Exercise objective:
In full and exactly, reproduce the entries below, but omit the pictures.

Entries supplied:

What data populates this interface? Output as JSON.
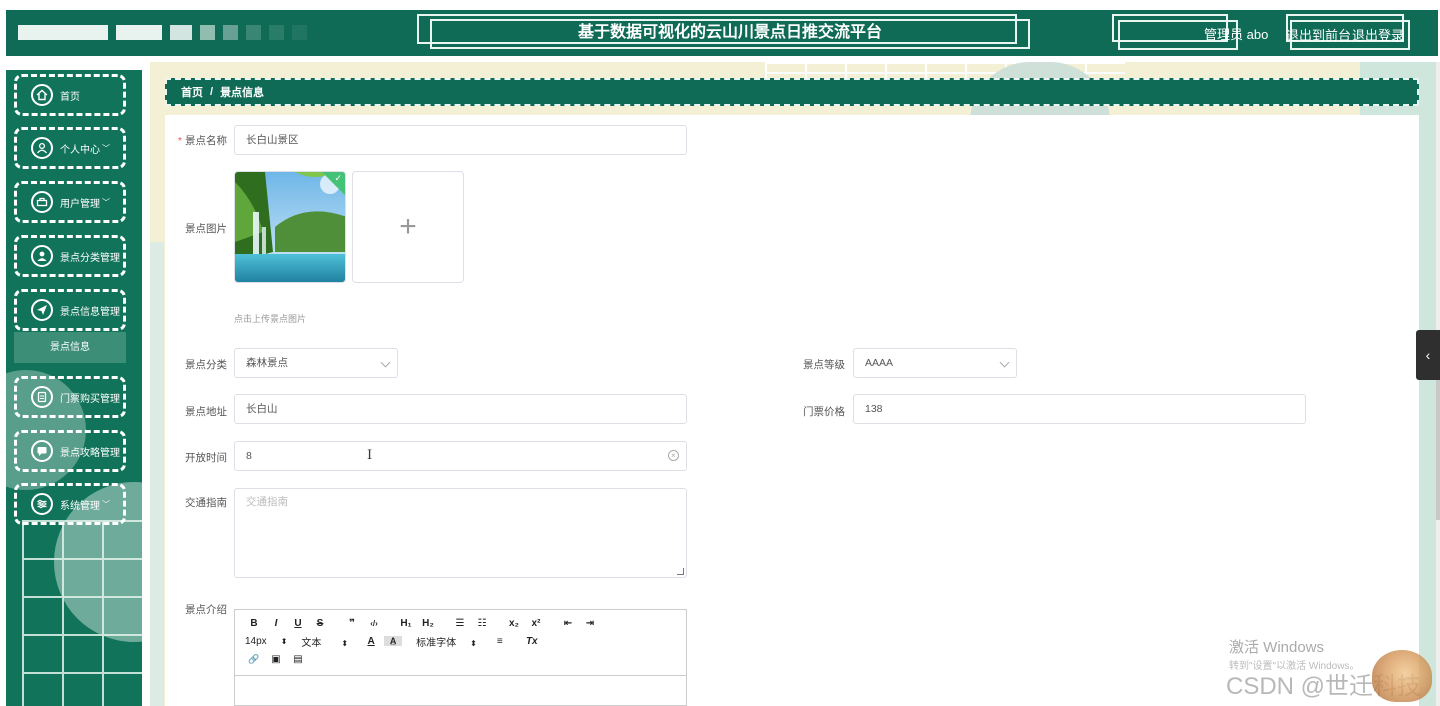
{
  "header": {
    "title": "基于数据可视化的云山川景点日推交流平台",
    "user_text": "管理员 abo",
    "to_front_label": "退出到前台",
    "logout_label": "退出登录"
  },
  "sidebar": {
    "items": [
      {
        "label": "首页",
        "icon": "home-icon"
      },
      {
        "label": "个人中心",
        "icon": "user-icon",
        "arrow": "﹀"
      },
      {
        "label": "用户管理",
        "icon": "users-icon",
        "arrow": "﹀"
      },
      {
        "label": "景点分类管理",
        "icon": "category-icon"
      },
      {
        "label": "景点信息管理",
        "icon": "send-icon"
      },
      {
        "label": "门票购买管理",
        "icon": "ticket-icon"
      },
      {
        "label": "景点攻略管理",
        "icon": "chat-icon"
      },
      {
        "label": "系统管理",
        "icon": "settings-icon",
        "arrow": "﹀"
      }
    ],
    "active_sub": "景点信息"
  },
  "breadcrumb": {
    "home": "首页",
    "separator": "/",
    "current": "景点信息"
  },
  "form": {
    "name": {
      "label": "景点名称",
      "value": "长白山景区",
      "required": "*"
    },
    "image": {
      "label": "景点图片",
      "hint": "点击上传景点图片",
      "plus": "+"
    },
    "category": {
      "label": "景点分类",
      "value": "森林景点"
    },
    "level": {
      "label": "景点等级",
      "value": "AAAA"
    },
    "address": {
      "label": "景点地址",
      "value": "长白山"
    },
    "price": {
      "label": "门票价格",
      "value": "138"
    },
    "open_time": {
      "label": "开放时间",
      "value": "8",
      "clear": "⊗"
    },
    "traffic": {
      "label": "交通指南",
      "placeholder": "交通指南"
    },
    "intro": {
      "label": "景点介绍"
    }
  },
  "editor": {
    "row1": [
      "B",
      "I",
      "U",
      "S",
      "❞",
      "‹/›",
      "H₁",
      "H₂",
      "☰",
      "☷",
      "x₂",
      "x²",
      "⇤",
      "⇥"
    ],
    "font_size": "14px",
    "text_type": "文本",
    "font_family": "标准字体",
    "row2_icons": [
      "A",
      "A̲",
      "≡",
      "Tx"
    ],
    "row3": [
      "🔗",
      "▣",
      "▤"
    ]
  },
  "overlay": {
    "activate_title": "激活 Windows",
    "activate_sub": "转到\"设置\"以激活 Windows。",
    "csdn": "CSDN @世迁科技",
    "toggle": "‹"
  },
  "colors": {
    "primary": "#0f6b55",
    "sidebar": "#11735a",
    "background": "#f3f0d6"
  }
}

Written solution:
What data populates this interface? Output as JSON.
{
  "header": {
    "title": "基于数据可视化的云山川景点日推交流平台",
    "user_text": "管理员 abo",
    "to_front_label": "退出到前台",
    "logout_label": "退出登录"
  },
  "sidebar": {
    "items": [
      {
        "label": "首页",
        "icon": "home-icon"
      },
      {
        "label": "个人中心",
        "icon": "user-icon",
        "arrow": "﹀"
      },
      {
        "label": "用户管理",
        "icon": "users-icon",
        "arrow": "﹀"
      },
      {
        "label": "景点分类管理",
        "icon": "category-icon"
      },
      {
        "label": "景点信息管理",
        "icon": "send-icon"
      },
      {
        "label": "门票购买管理",
        "icon": "ticket-icon"
      },
      {
        "label": "景点攻略管理",
        "icon": "chat-icon"
      },
      {
        "label": "系统管理",
        "icon": "settings-icon",
        "arrow": "﹀"
      }
    ],
    "active_sub": "景点信息"
  },
  "breadcrumb": {
    "home": "首页",
    "separator": "/",
    "current": "景点信息"
  },
  "form": {
    "name": {
      "label": "景点名称",
      "value": "长白山景区",
      "required": "*"
    },
    "image": {
      "label": "景点图片",
      "hint": "点击上传景点图片",
      "plus": "+"
    },
    "category": {
      "label": "景点分类",
      "value": "森林景点"
    },
    "level": {
      "label": "景点等级",
      "value": "AAAA"
    },
    "address": {
      "label": "景点地址",
      "value": "长白山"
    },
    "price": {
      "label": "门票价格",
      "value": "138"
    },
    "open_time": {
      "label": "开放时间",
      "value": "8",
      "clear": "⊗"
    },
    "traffic": {
      "label": "交通指南",
      "placeholder": "交通指南"
    },
    "intro": {
      "label": "景点介绍"
    }
  },
  "editor": {
    "row1": [
      "B",
      "I",
      "U",
      "S",
      "❞",
      "‹/›",
      "H₁",
      "H₂",
      "☰",
      "☷",
      "x₂",
      "x²",
      "⇤",
      "⇥"
    ],
    "font_size": "14px",
    "text_type": "文本",
    "font_family": "标准字体",
    "row2_icons": [
      "A",
      "A̲",
      "≡",
      "Tx"
    ],
    "row3": [
      "🔗",
      "▣",
      "▤"
    ]
  },
  "overlay": {
    "activate_title": "激活 Windows",
    "activate_sub": "转到\"设置\"以激活 Windows。",
    "csdn": "CSDN @世迁科技",
    "toggle": "‹"
  },
  "colors": {
    "primary": "#0f6b55",
    "sidebar": "#11735a",
    "background": "#f3f0d6"
  }
}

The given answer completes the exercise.